I wandered about Yangon today, semi-stalking these young nuns. They moved pretty quickly through the market streets in the city centre, chanting for alms, dodging traffic.
They stopped in unison for a drink of water from one of the many water kegs on the public streets, and as they paused, so did I. My guide told me that Myanmar people don’t drink bottled water, it is too expensive, but many at homes put a water pot outside, with a cup. “You can go to anyone and say give me a cup of water,” she said. “We give to each other.”
It does seem to be a country where money slides across hands in ways I haven’t experienced before. There are very few actual beggars, but there is a continual beat of requests from monks, nuns, donation centres. Most people contribute something.
This little girls moved me to tears for the first time on this trip. Trying to imagine her life, her thoughts. Trying to imagine what all of the people so fervent in the temples and in front of the pagodas are praying for.
One thing I notice about Yangon is that it doesn’t seem to have the pent up aggression that so many cities have. My sister once said that she preferred Asian chaos to South American chaos, and I think I am beginning to understand what she meant, if I can extrapolate to two entire continents based on three days in one unique city. There is traffic here, and a lot of honking, but the honking seems salutary, signals of intention not to hit the other person, rather than an aggressive demand that the other person give way, borne of the weirdness of right hand steering cars on right hand drive roads, where passing is always into a blind spot.
Before she left me, my guide said “just ask anyone. People want to help you.” Helping is indeed government policy….
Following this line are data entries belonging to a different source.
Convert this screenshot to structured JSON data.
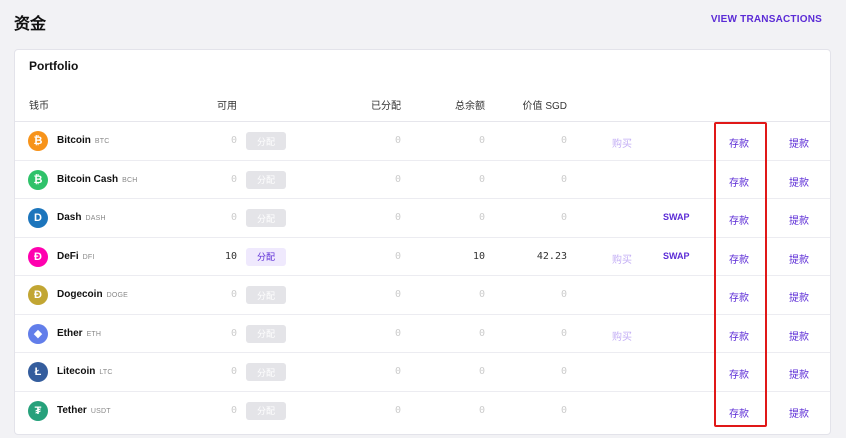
{
  "page": {
    "title": "资金",
    "view_transactions": "VIEW TRANSACTIONS"
  },
  "portfolio": {
    "title": "Portfolio",
    "headers": {
      "coin": "钱币",
      "available": "可用",
      "allocated": "已分配",
      "total": "总余额",
      "value": "价值 SGD"
    },
    "labels": {
      "allocate": "分配",
      "buy": "购买",
      "swap": "SWAP",
      "deposit": "存款",
      "withdraw": "提款"
    },
    "rows": [
      {
        "name": "Bitcoin",
        "symbol": "BTC",
        "available": "0",
        "allocated": "0",
        "total": "0",
        "value": "0",
        "color": "#f7931a",
        "icon": "bitcoin-icon",
        "glyph": "₿",
        "buy": "购买",
        "swap": ""
      },
      {
        "name": "Bitcoin Cash",
        "symbol": "BCH",
        "available": "0",
        "allocated": "0",
        "total": "0",
        "value": "0",
        "color": "#2fc26a",
        "icon": "bitcoin-cash-icon",
        "glyph": "₿",
        "buy": "",
        "swap": ""
      },
      {
        "name": "Dash",
        "symbol": "DASH",
        "available": "0",
        "allocated": "0",
        "total": "0",
        "value": "0",
        "color": "#1c75bc",
        "icon": "dash-icon",
        "glyph": "D",
        "buy": "",
        "swap": "SWAP"
      },
      {
        "name": "DeFi",
        "symbol": "DFI",
        "available": "10",
        "allocated": "0",
        "total": "10",
        "value": "42.23",
        "color": "#ff00af",
        "icon": "defi-icon",
        "glyph": "Ð",
        "buy": "购买",
        "swap": "SWAP",
        "active": true
      },
      {
        "name": "Dogecoin",
        "symbol": "DOGE",
        "available": "0",
        "allocated": "0",
        "total": "0",
        "value": "0",
        "color": "#c2a633",
        "icon": "dogecoin-icon",
        "glyph": "Ð",
        "buy": "",
        "swap": ""
      },
      {
        "name": "Ether",
        "symbol": "ETH",
        "available": "0",
        "allocated": "0",
        "total": "0",
        "value": "0",
        "color": "#627eea",
        "icon": "ether-icon",
        "glyph": "◆",
        "buy": "购买",
        "swap": ""
      },
      {
        "name": "Litecoin",
        "symbol": "LTC",
        "available": "0",
        "allocated": "0",
        "total": "0",
        "value": "0",
        "color": "#345d9d",
        "icon": "litecoin-icon",
        "glyph": "Ł",
        "buy": "",
        "swap": ""
      },
      {
        "name": "Tether",
        "symbol": "USDT",
        "available": "0",
        "allocated": "0",
        "total": "0",
        "value": "0",
        "color": "#26a17b",
        "icon": "tether-icon",
        "glyph": "₮",
        "buy": "",
        "swap": ""
      }
    ]
  }
}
… but it also seems to be part of the DNA of the culture. At least as far as I have discerned so far. Teenage boys smiled when I asked them for directions (even though they steered me wrong). One of my taxi drivers today tried to teach me some Burmese (first, commands — straight ahead, right, left, then some basic pleasantries). Foreigners are supposed to follow their part of the bargain — there is a poster of “do’s and don’ts” for tourists in my hotel that includes don’t point with your foot, don’t touch anyone on the head, women are very safe in myanmar, don’t kiss in public, do smile, and please learn the basic words in the Myanmar language. I’m practicing how to ask for the toilet.